_Work instruction_
Strip the pictures, then copy the remaining data exactly as it stands.

Dataset rows describing interfaces
........

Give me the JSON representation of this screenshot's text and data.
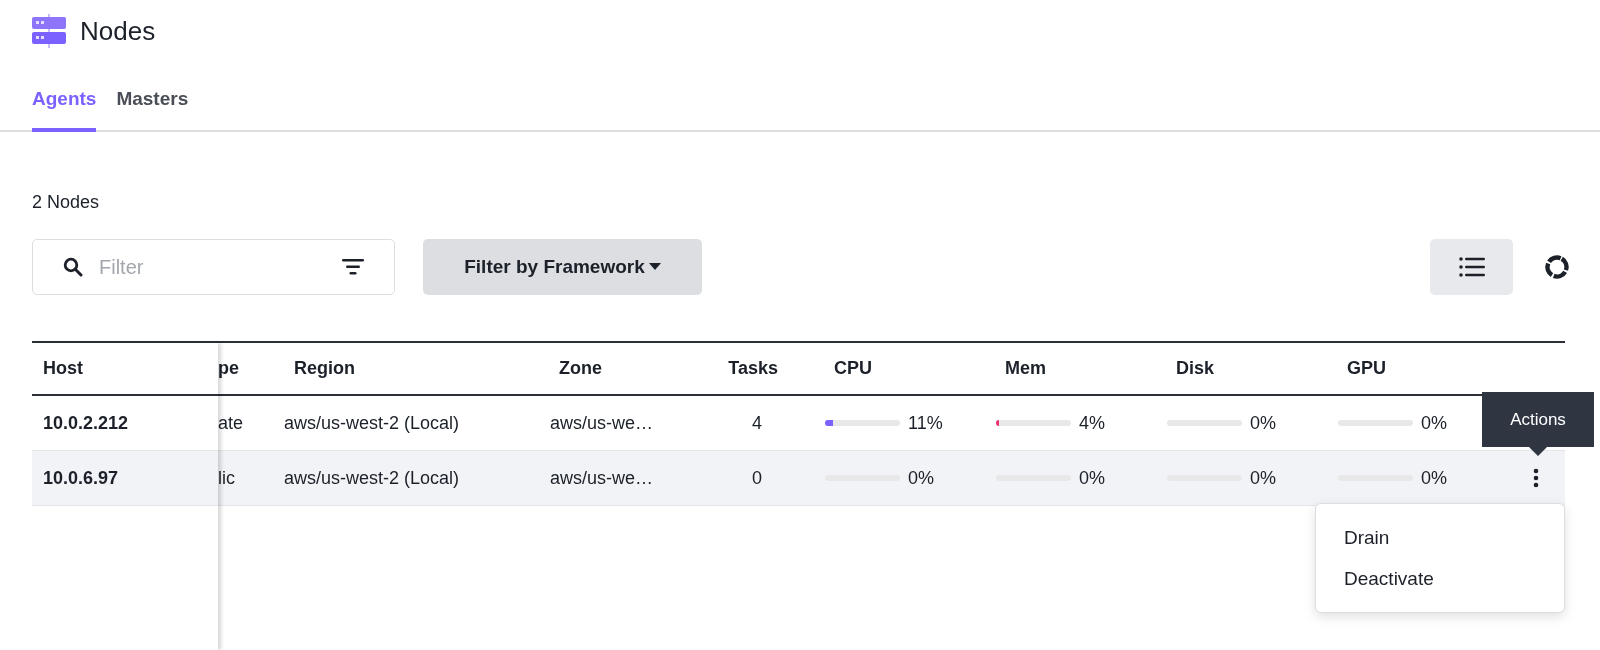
{
  "page": {
    "title": "Nodes"
  },
  "tabs": [
    {
      "label": "Agents",
      "selected": true
    },
    {
      "label": "Masters",
      "selected": false
    }
  ],
  "summary": "2 Nodes",
  "filter": {
    "placeholder": "Filter"
  },
  "framework_button": {
    "label": "Filter by Framework"
  },
  "table": {
    "columns": [
      {
        "label": "Host",
        "kind": "host"
      },
      {
        "label": "pe",
        "kind": "clipped"
      },
      {
        "label": "Region",
        "kind": "text"
      },
      {
        "label": "Zone",
        "kind": "text"
      },
      {
        "label": "Tasks",
        "kind": "number"
      },
      {
        "label": "CPU",
        "kind": "meter"
      },
      {
        "label": "Mem",
        "kind": "meter"
      },
      {
        "label": "Disk",
        "kind": "meter"
      },
      {
        "label": "GPU",
        "kind": "meter"
      }
    ],
    "rows": [
      {
        "highlighted": false,
        "cells": [
          {
            "text": "10.0.2.212"
          },
          {
            "text": "ate"
          },
          {
            "text": "aws/us-west-2 (Local)"
          },
          {
            "text": "aws/us-we…"
          },
          {
            "text": "4"
          },
          {
            "level": 0.11,
            "reading": "11%",
            "color": "#7b61ff"
          },
          {
            "level": 0.04,
            "reading": "4%",
            "color": "#e8336e"
          },
          {
            "reading": "0%"
          },
          {
            "reading": "0%"
          }
        ]
      },
      {
        "highlighted": true,
        "cells": [
          {
            "text": "10.0.6.97"
          },
          {
            "text": "lic"
          },
          {
            "text": "aws/us-west-2 (Local)"
          },
          {
            "text": "aws/us-we…"
          },
          {
            "text": "0"
          },
          {
            "reading": "0%"
          },
          {
            "reading": "0%"
          },
          {
            "reading": "0%"
          },
          {
            "reading": "0%"
          }
        ]
      }
    ]
  },
  "tooltip": {
    "text": "Actions"
  },
  "menu": {
    "items": [
      {
        "label": "Drain"
      },
      {
        "label": "Deactivate"
      }
    ]
  }
}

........

_Worked solution_
Give me the JSON representation of this screenshot's text and data.
{
  "page": {
    "title": "Nodes"
  },
  "tabs": [
    {
      "label": "Agents",
      "selected": true
    },
    {
      "label": "Masters",
      "selected": false
    }
  ],
  "summary": "2 Nodes",
  "filter": {
    "placeholder": "Filter"
  },
  "framework_button": {
    "label": "Filter by Framework"
  },
  "table": {
    "columns": [
      {
        "label": "Host",
        "kind": "host"
      },
      {
        "label": "pe",
        "kind": "clipped"
      },
      {
        "label": "Region",
        "kind": "text"
      },
      {
        "label": "Zone",
        "kind": "text"
      },
      {
        "label": "Tasks",
        "kind": "number"
      },
      {
        "label": "CPU",
        "kind": "meter"
      },
      {
        "label": "Mem",
        "kind": "meter"
      },
      {
        "label": "Disk",
        "kind": "meter"
      },
      {
        "label": "GPU",
        "kind": "meter"
      }
    ],
    "rows": [
      {
        "highlighted": false,
        "cells": [
          {
            "text": "10.0.2.212"
          },
          {
            "text": "ate"
          },
          {
            "text": "aws/us-west-2 (Local)"
          },
          {
            "text": "aws/us-we…"
          },
          {
            "text": "4"
          },
          {
            "level": 0.11,
            "reading": "11%",
            "color": "#7b61ff"
          },
          {
            "level": 0.04,
            "reading": "4%",
            "color": "#e8336e"
          },
          {
            "reading": "0%"
          },
          {
            "reading": "0%"
          }
        ]
      },
      {
        "highlighted": true,
        "cells": [
          {
            "text": "10.0.6.97"
          },
          {
            "text": "lic"
          },
          {
            "text": "aws/us-west-2 (Local)"
          },
          {
            "text": "aws/us-we…"
          },
          {
            "text": "0"
          },
          {
            "reading": "0%"
          },
          {
            "reading": "0%"
          },
          {
            "reading": "0%"
          },
          {
            "reading": "0%"
          }
        ]
      }
    ]
  },
  "tooltip": {
    "text": "Actions"
  },
  "menu": {
    "items": [
      {
        "label": "Drain"
      },
      {
        "label": "Deactivate"
      }
    ]
  }
}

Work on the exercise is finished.